## Problem details
Search the entries below for "title", and copy each line where it appears.

## Available data
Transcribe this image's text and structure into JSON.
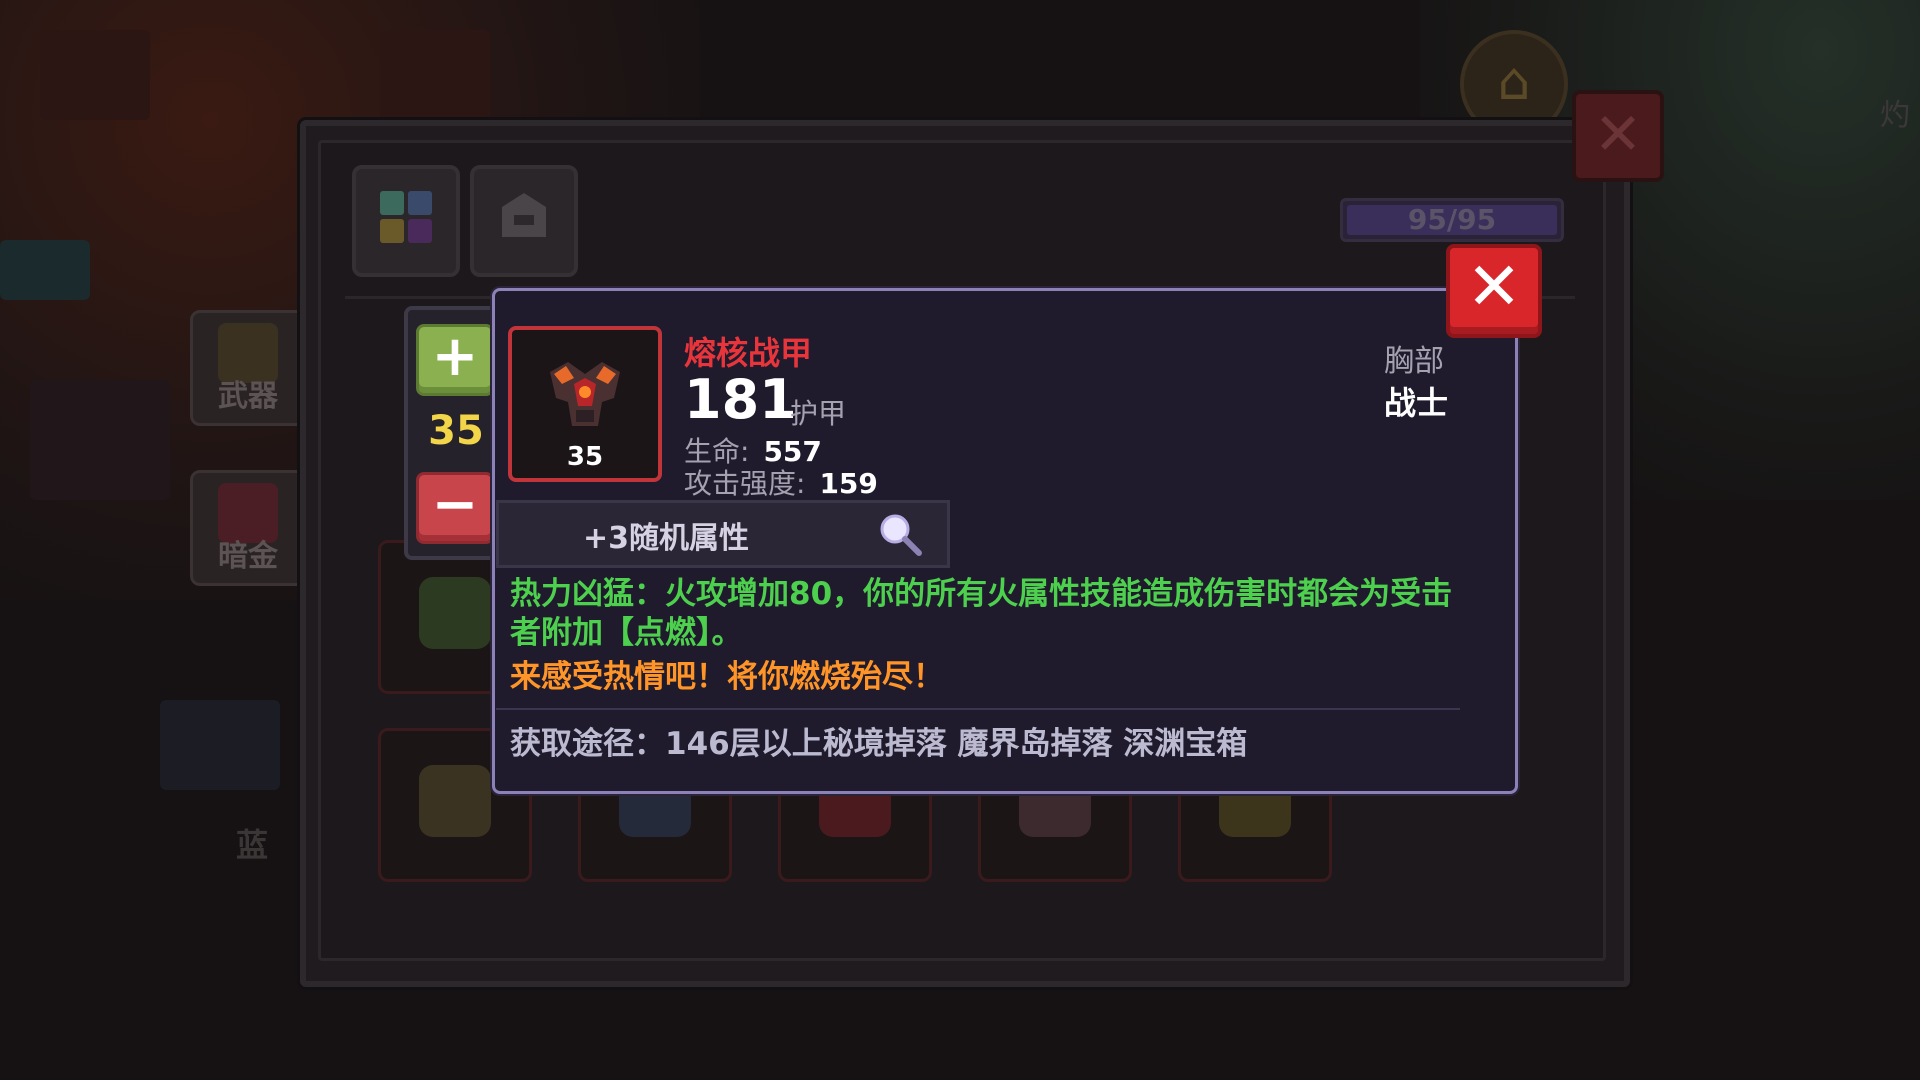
{
  "background": {
    "side_tabs": [
      {
        "label": "武器"
      },
      {
        "label": "暗金"
      }
    ],
    "bottom_left_text": "蓝",
    "right_edge_text": "灼"
  },
  "inventory": {
    "capacity": "95/95",
    "close_symbol": "✕",
    "filter_icons": [
      "grid-icon",
      "helmet-icon"
    ]
  },
  "stepper": {
    "plus_symbol": "+",
    "minus_symbol": "−",
    "level": "35"
  },
  "item": {
    "name": "熔核战甲",
    "level": "35",
    "armor_value": "181",
    "armor_label": "护甲",
    "stats": [
      {
        "key": "生命:",
        "value": "557"
      },
      {
        "key": "攻击强度:",
        "value": "159"
      }
    ],
    "slot_type": "胸部",
    "class_type": "战士",
    "random_attributes": "+3随机属性",
    "effect": "热力凶猛：火攻增加80，你的所有火属性技能造成伤害时都会为受击者附加【点燃】。",
    "flavor": "来感受热情吧！将你燃烧殆尽！",
    "source": "获取途径：146层以上秘境掉落 魔界岛掉落 深渊宝箱",
    "close_symbol": "✕",
    "name_color": "#e8353c",
    "effect_color": "#4dd04d",
    "flavor_color": "#ff9528"
  }
}
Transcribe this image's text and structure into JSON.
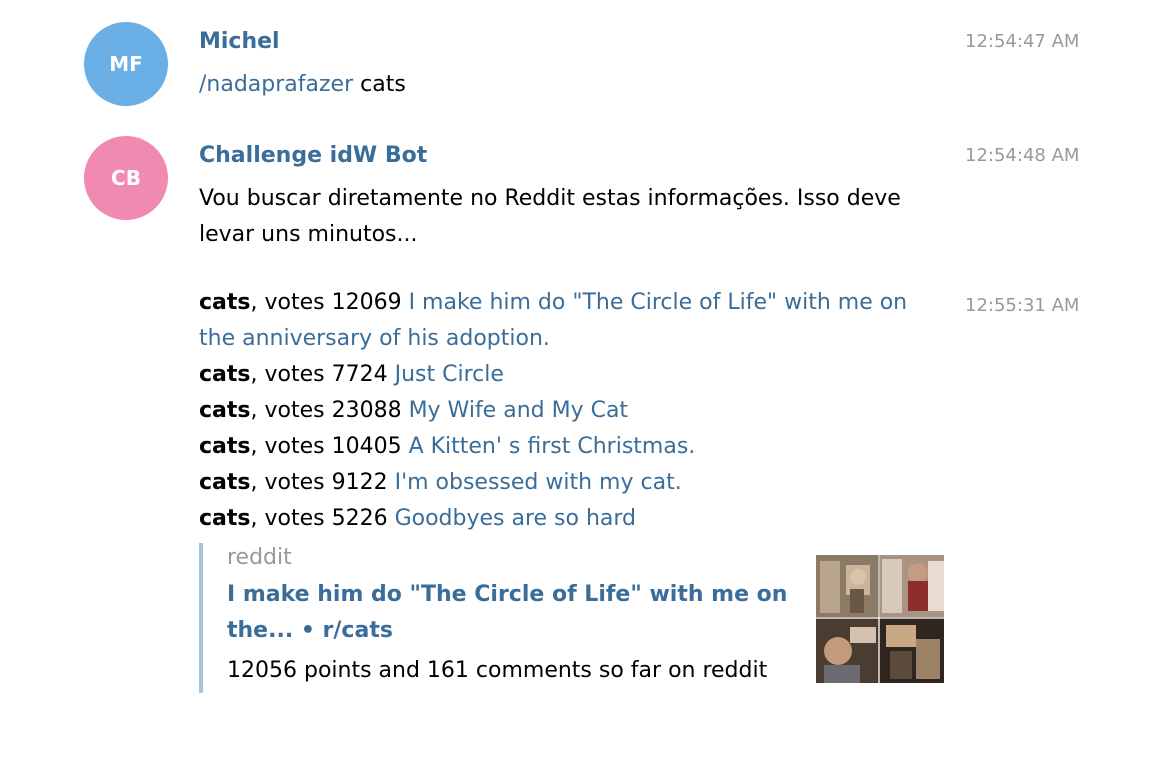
{
  "messages": [
    {
      "avatar_initials": "MF",
      "avatar_color": "#6aaee6",
      "sender": "Michel",
      "time": "12:54:47 AM",
      "command": "/nadaprafazer",
      "argument": " cats"
    },
    {
      "avatar_initials": "CB",
      "avatar_color": "#f08ab1",
      "sender": "Challenge idW Bot",
      "time": "12:54:48 AM",
      "text": "Vou buscar diretamente no Reddit estas informações. Isso deve levar uns minutos..."
    }
  ],
  "results": {
    "time": "12:55:31 AM",
    "posts": [
      {
        "subreddit": "cats",
        "votes_text": ", votes 12069 ",
        "title": "I make him do \"The Circle of Life\" with me on the anniversary of his adoption."
      },
      {
        "subreddit": "cats",
        "votes_text": ", votes 7724 ",
        "title": "Just Circle"
      },
      {
        "subreddit": "cats",
        "votes_text": ", votes 23088 ",
        "title": "My Wife and My Cat"
      },
      {
        "subreddit": "cats",
        "votes_text": ", votes 10405 ",
        "title": "A Kitten' s first Christmas."
      },
      {
        "subreddit": "cats",
        "votes_text": ", votes 9122 ",
        "title": "I'm obsessed with my cat."
      },
      {
        "subreddit": "cats",
        "votes_text": ", votes 5226 ",
        "title": "Goodbyes are so hard"
      }
    ],
    "preview": {
      "site": "reddit",
      "title": "I make him do \"The Circle of Life\" with me on the... • r/cats",
      "description": "12056 points and 161 comments so far on reddit"
    }
  },
  "colors": {
    "link": "#3a6d99",
    "time": "#999999",
    "preview_bar": "#a7c4de"
  }
}
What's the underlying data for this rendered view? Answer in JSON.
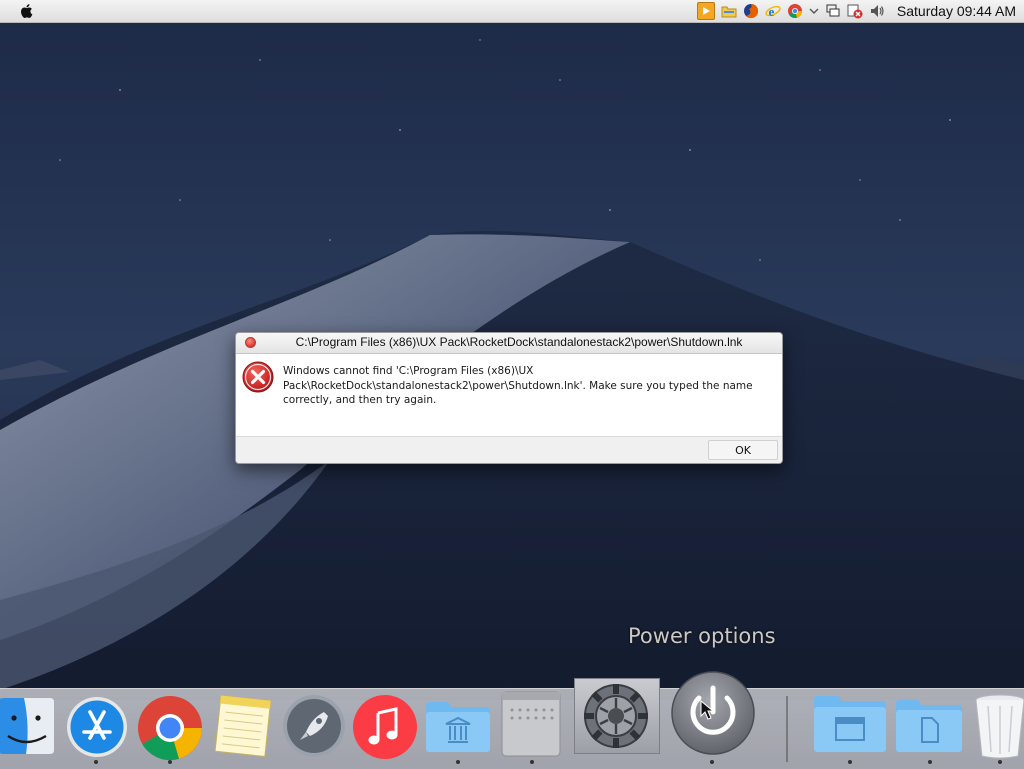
{
  "menubar": {
    "apple_icon": "apple-icon",
    "tray_icons": [
      "media-player-icon",
      "folder-icon",
      "firefox-icon",
      "internet-explorer-icon",
      "chrome-icon",
      "chevron-down-icon",
      "network-icon",
      "security-alert-icon",
      "volume-icon"
    ],
    "clock": "Saturday 09:44 AM"
  },
  "dialog": {
    "title": "C:\\Program Files (x86)\\UX Pack\\RocketDock\\standalonestack2\\power\\Shutdown.lnk",
    "message_line1": "Windows cannot find 'C:\\Program Files (x86)\\UX",
    "message_line2": "Pack\\RocketDock\\standalonestack2\\power\\Shutdown.lnk'. Make sure you typed the name",
    "message_line3": "correctly, and then try again.",
    "ok_label": "OK",
    "icon": "error-icon"
  },
  "dock": {
    "hover_label": "Power options",
    "items": [
      "finder-icon",
      "app-store-icon",
      "chrome-icon",
      "notes-icon",
      "launchpad-icon",
      "music-icon",
      "applications-folder-icon",
      "mac-pro-icon",
      "system-preferences-icon",
      "power-icon",
      "documents-folder-icon",
      "files-folder-icon",
      "trash-icon"
    ]
  },
  "colors": {
    "accent_error": "#d32f2f",
    "dialog_bg": "#ffffff",
    "menubar_bg": "#e8e8e8"
  }
}
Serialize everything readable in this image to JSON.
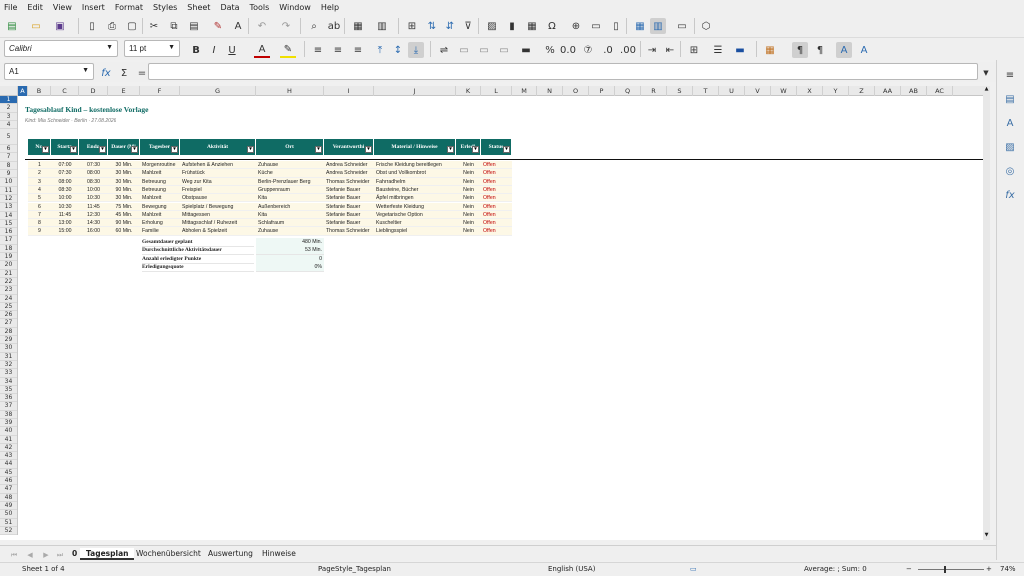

## Solution for this task
        "title": "I make him do \"The Circle of Life\" with me on the anniversary of his adoption."
        "title": "Just Circle"
        "title": "My Wife and My Cat"
        "title": "A Kitten' s first Christmas."
        "title": "I'm obsessed with my cat."
        "title": "Goodbyes are so hard"
      "title": "I make him do \"The Circle of Life\" with me on the... • r/cats",
    "title": "C:\\Program Files (x86)\\UX Pack\\RocketDock\\standalonestack2\\power\\Shutdown.lnk",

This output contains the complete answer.